  2. Ward Schrantz, “The Battle of Carthage,” in The Missouri Historical Review vol. 31 (Columbia: State Historical Society of Missouri, 1936), 144.
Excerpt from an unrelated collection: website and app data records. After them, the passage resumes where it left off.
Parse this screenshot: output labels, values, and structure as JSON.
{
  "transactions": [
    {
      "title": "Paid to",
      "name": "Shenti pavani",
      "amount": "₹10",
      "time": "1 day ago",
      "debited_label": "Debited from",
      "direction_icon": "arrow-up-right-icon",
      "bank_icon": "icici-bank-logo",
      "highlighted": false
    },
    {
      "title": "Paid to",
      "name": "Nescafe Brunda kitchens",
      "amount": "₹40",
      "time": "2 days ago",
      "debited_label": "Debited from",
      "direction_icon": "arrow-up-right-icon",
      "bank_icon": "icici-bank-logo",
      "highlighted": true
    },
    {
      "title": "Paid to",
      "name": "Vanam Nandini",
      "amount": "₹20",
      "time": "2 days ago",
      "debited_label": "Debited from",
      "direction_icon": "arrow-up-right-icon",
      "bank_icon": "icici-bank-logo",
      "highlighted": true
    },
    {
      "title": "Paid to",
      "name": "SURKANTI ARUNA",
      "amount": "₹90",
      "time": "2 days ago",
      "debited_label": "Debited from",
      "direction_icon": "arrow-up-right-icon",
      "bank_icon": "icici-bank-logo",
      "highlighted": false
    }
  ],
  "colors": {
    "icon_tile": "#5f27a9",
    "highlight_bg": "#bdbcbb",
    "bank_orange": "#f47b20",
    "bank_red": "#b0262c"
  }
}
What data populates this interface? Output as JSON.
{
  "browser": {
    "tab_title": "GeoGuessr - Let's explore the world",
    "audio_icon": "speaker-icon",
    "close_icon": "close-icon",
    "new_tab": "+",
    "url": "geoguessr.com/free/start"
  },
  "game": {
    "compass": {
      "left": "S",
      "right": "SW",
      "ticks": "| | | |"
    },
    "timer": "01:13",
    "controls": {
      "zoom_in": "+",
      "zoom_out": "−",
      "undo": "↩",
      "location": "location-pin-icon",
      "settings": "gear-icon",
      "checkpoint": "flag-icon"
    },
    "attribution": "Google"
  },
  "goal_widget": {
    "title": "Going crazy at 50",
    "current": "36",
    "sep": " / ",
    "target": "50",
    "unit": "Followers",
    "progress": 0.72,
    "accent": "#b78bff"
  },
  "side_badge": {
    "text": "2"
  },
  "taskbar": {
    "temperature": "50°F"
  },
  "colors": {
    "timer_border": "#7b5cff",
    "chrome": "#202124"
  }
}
  3. Archy Thomas. “Civil War Battle of Carthage Memoir.” n.d., R167. The STATE HISTORICAL SOCIETY of MISSOURI RESEARCH CENTER – ROLLA, 4.